The Road Safety Strategy and all the other road safety measures appear to be working.
Last year road fatalities fell for their fifth consecutive year.  For the third year in a row they have dropped to their lowest levels since road fatalities were first recorded in 1959.  April 2011 saw the lowest number of road fatalities ever on record.  In fact, in the last decade, road fatalities in Ireland have dropped by some 48%.  Ireland is now the 7th best performing country out of 27 EU Member States in terms of road fatalities.
For those of us involved, however, we should regard this not as an achievement, but rather as a challenge.  We must now, collectively, do all in our power to ensure that the 2010 figure is not exceeded this year, next year or any future year. 
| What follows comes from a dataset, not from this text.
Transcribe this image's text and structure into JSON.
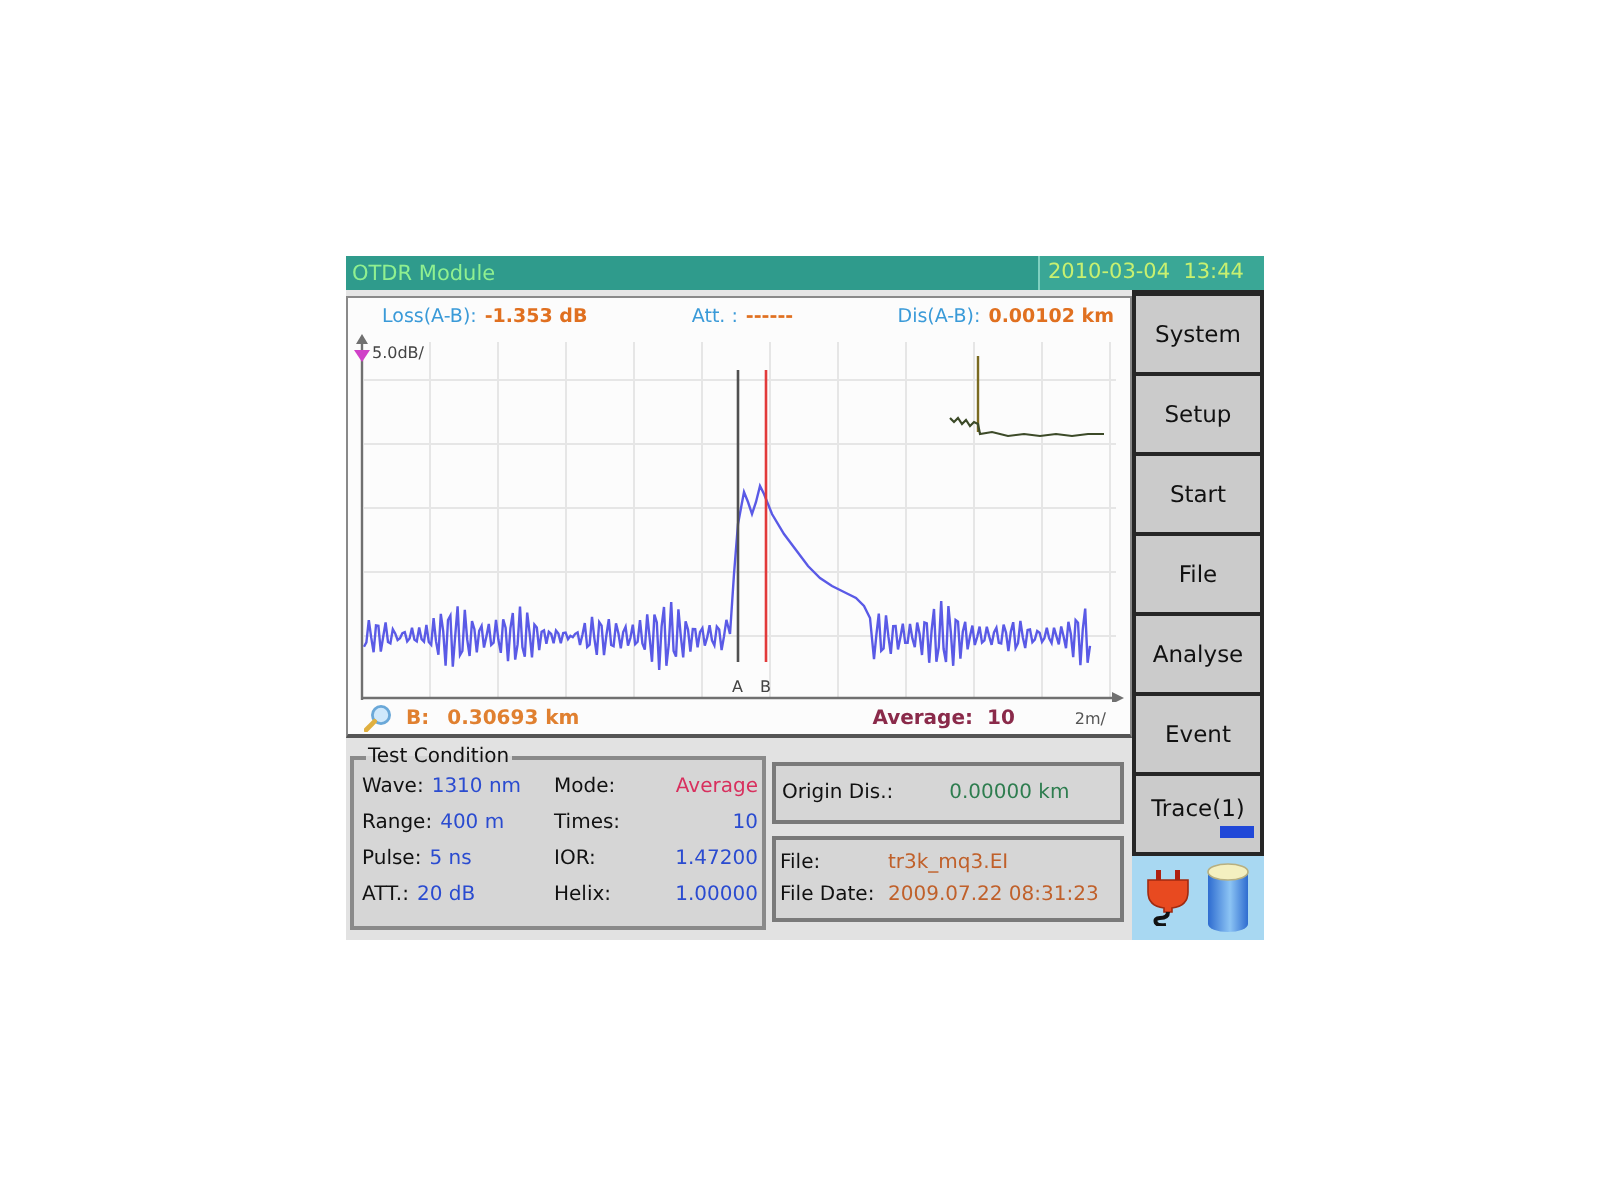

I would like to pay tribute to road users in Ireland for the manner in which they have embraced road safety and taken personal responsibility for their behaviour on our roads.  While we have made considerable progress in recent years, I would ask everyone, whether on a personal or professional basis, to work together and redouble efforts with a view to making this our safest year yet.  
The key determinant of road safety performance is the behaviour of road users and the primary focus of any strategy is positively to influence that behaviour. In Ireland, we are aiming to achieve this change by implementing initiatives across a range of areas.  The enactment and enforcement of laws is central to this approach and these laws are underpinned and supported by the application of penalties such as fines, prison sentences and driving disqualifications as well as key technological resources.
I am committed to ensuring that the various elements required to make our roads safer for everyone in this country will continue to be implemented and I am very much focussed on delivering some key road safety measures in 2011. 
The first piece of legislation enacted by this Government was the Road Traffic Act 2011. I am glad to say that I have signed the Commencement Order for the Act today and, as a result, mandatory breath testing is now a feature of our road traffic legislation.
The Act provides for the amendment of existing legislation, in advance of the lowering of the drink driving levels, so that a driver who, in the opinion of a member of the Garda Síochána, has consumed intoxicating liquor, will be required to give a preliminary breath specimen.  The Act also provides for mandatory testing where a driver has been involved in a road traffic collision where injury has been caused. 
Later this year we will see the introduction of the new lower drink driving limit.  The limit will be reduced from the current level of 80 milligrams of alcohol per 100 millilitres of blood to 20 milligrams for learner, novice and professional drivers and 50 milligrams for other drivers. 
At the same time we will also see the introduction of roadside preliminary impairment testing.  This will give the Garda Síochána powers to perform certain tests to assist them in forming the opinion as to whether the driver of a mechanically propelled vehicle is under the influence of an intoxicant.
These measures, and others steps that have been taken in recent years, particularly relating to improved vehicle standards, will help in creating safer roads. However, personal responsibility, common sense, maintaining concentration are matters that it is impossible to legislate for but are vitally important components for drivers on our roads.
A lot of credit is due to the agencies who dedicate themselves to the prevention of road collisions: the Road Safety Authority, the National Roads Authority, the Garda Síochána, the Medical Bureau of Road Safety, the Paramedics, members of the Fire Services and Local Authorities.  I would also like to pay tribute to the excellent work done by groups such as PARC. Their unrelenting commitment to their cause keeps us all on our toes and ensures that there is no complacency or let-up in our collective fight to make Irish roads safer.